Hanne Shapiro also states that in what was seen as a pandemic of resignations, multinational companies such as Unilever have increasingly invested in talent platforms such as GLOAT to build and support career pathways. The solution helped retain employees.  

Examples of micro-credentials

If micro-credentials are still not a clear concept for you, maybe a few examples will help you have a better idea of how learners can acquire this type of achievement.

As discussed, micro-credentials are short and focused learning programs that allow individuals to acquire specific skills or knowledge in a particular subject area:

Marketing Certificates

Marketing courses may cover various aspects of digital marketing, including social media marketing, search engine optimisation (SEO), email marketing, and analytics. With these specific skills, learners will feel more confident about taking on marketing tasks.

Management Credentials

Short courses on management skills can cover principles and practices of agile project management, emphasising flexibility and collaboration in project development.

By teaching these principles, professionals will have better results in project management, software development, or any field that requires adaptability.

Public Speaking

This is a perfect example of a short and focused course that can significantly improve results, teaching workers better public speaking skills, including effective speech writing, delivery techniques, and overcoming stage fright.

Of course, in order to create an effective and useful micro-credential program, understanding gaps and needs is essential.

How to create a micro-credentials program?

The first step in creating a micro-credential program is identifying what skills your employees or students need to develop and what can benefit your business.

Once you understand what can be offered, you can partner with institutions like Diplomasafe, which will help you issue reliable and verifiable credentials.

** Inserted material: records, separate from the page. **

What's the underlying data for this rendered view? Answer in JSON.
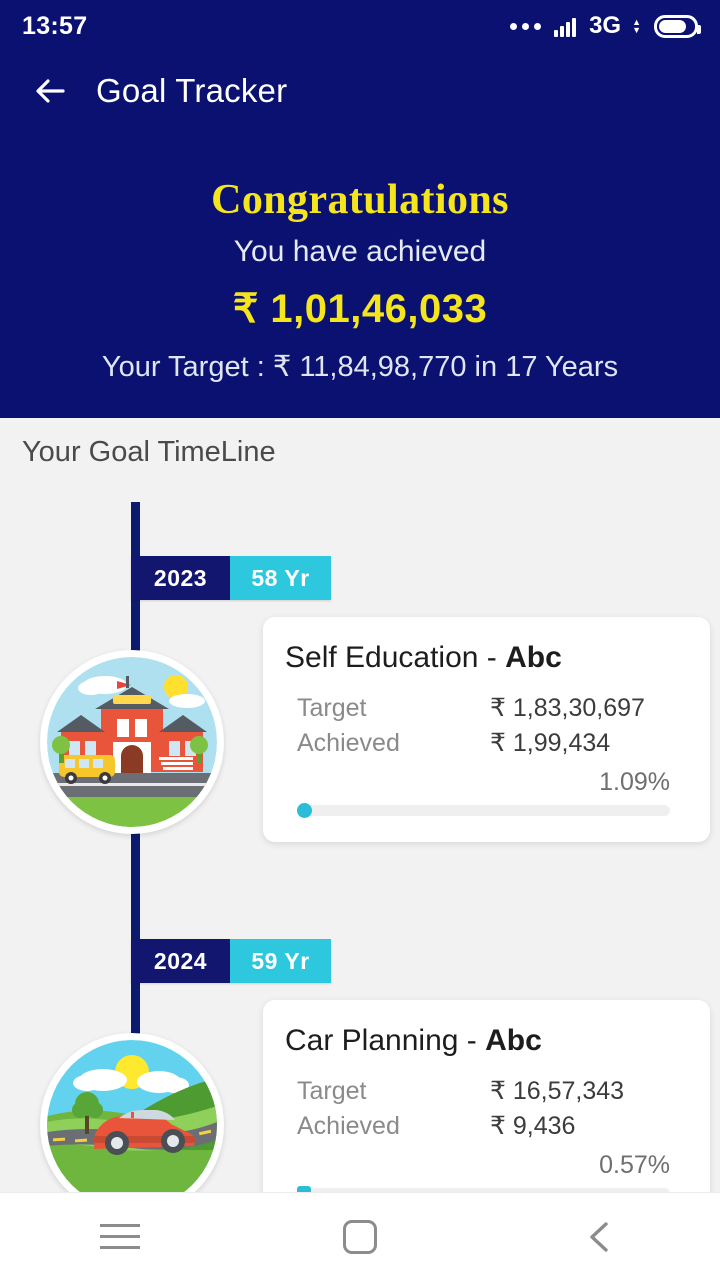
{
  "status_bar": {
    "time": "13:57",
    "network_label": "3G",
    "icons": [
      "more-dots-icon",
      "signal-icon",
      "network-3g-icon",
      "battery-icon"
    ]
  },
  "app_bar": {
    "back_icon": "arrow-left-icon",
    "title": "Goal Tracker"
  },
  "hero": {
    "congrats": "Congratulations",
    "achieved_label": "You have achieved",
    "achieved_amount": "₹ 1,01,46,033",
    "target_line": "Your Target : ₹ 11,84,98,770 in 17 Years",
    "background_color": "#0a1170",
    "accent_color": "#f5e51c"
  },
  "timeline": {
    "section_title": "Your Goal TimeLine",
    "rail_color": "#0d1b6e",
    "goals": [
      {
        "year": "2023",
        "age": "58 Yr",
        "icon": "school-illustration",
        "title_main": "Self Education",
        "title_sep": " - ",
        "title_bold": "Abc",
        "target_label": "Target",
        "target_value": "₹ 1,83,30,697",
        "achieved_label": "Achieved",
        "achieved_value": "₹ 1,99,434",
        "percent": "1.09%",
        "progress": 1.09
      },
      {
        "year": "2024",
        "age": "59 Yr",
        "icon": "car-illustration",
        "title_main": "Car Planning",
        "title_sep": " - ",
        "title_bold": "Abc",
        "target_label": "Target",
        "target_value": "₹ 16,57,343",
        "achieved_label": "Achieved",
        "achieved_value": "₹ 9,436",
        "percent": "0.57%",
        "progress": 0.57
      }
    ]
  },
  "nav_bar": {
    "recents": "menu-icon",
    "home": "home-square-icon",
    "back": "chevron-left-icon"
  }
}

How can Diplomasafe help your micro-credential initiative?

At Diplomasafe, we use of blockchain technology to enhance the authenticity of digital credentials. This provides a decentralised and tamper-resistant method for verifying the legitimacy of micro-credentials.

With every package Diplomasafe offers, clients can customise the design of their credentials, having full control over aspects, such as fonts, colours, and backgrounds.  Our design builder allows you to customise diplomas to fit your brand and include the information you wish to promote in an easy and efficient way. 

For companies wanting to gather insights from the micro-credentials they issue, Diplomasafe offers several analytics and reporting tools.

Our platform may provide insights into how recipients interact with their digital credentials, including views, shares, and downloads. Organisations are also able to generate custom reports to extract specific data relevant to their objectives.

Final thoughts

Micro-credentials are a way of valuing professionals and their experience, highlighting their skills and stimulating their interest in growing.

While the job market gets increasingly competitive, offering and taking micro-credentials can be a business advantage for people and companies looking to stand out among competitors. Micro-credentials are more cost-effective, easy to accomplish and more respectful of people’s time and abilities.

Furthermore, some markets are more interested in skills than educational background. According to SHRM, organisations in the United States are encouraged to look further into what applicants have to offer regarding their skills and abilities and not so much what they studied or for how long. In this context, micro-credentials provide an opportunity to assess and attest to these skills.

For professionals, micro-credentials offer an opportunity to quickly acquire new skills and knowledge, making them more attractive to recruiters and future employers. For companies and educational institutions, micro-credentials can be an invaluable way of staying ahead of industry changes, ensuring that employees and students have the necessary skills to thrive and further develop in a rapidly changing environment.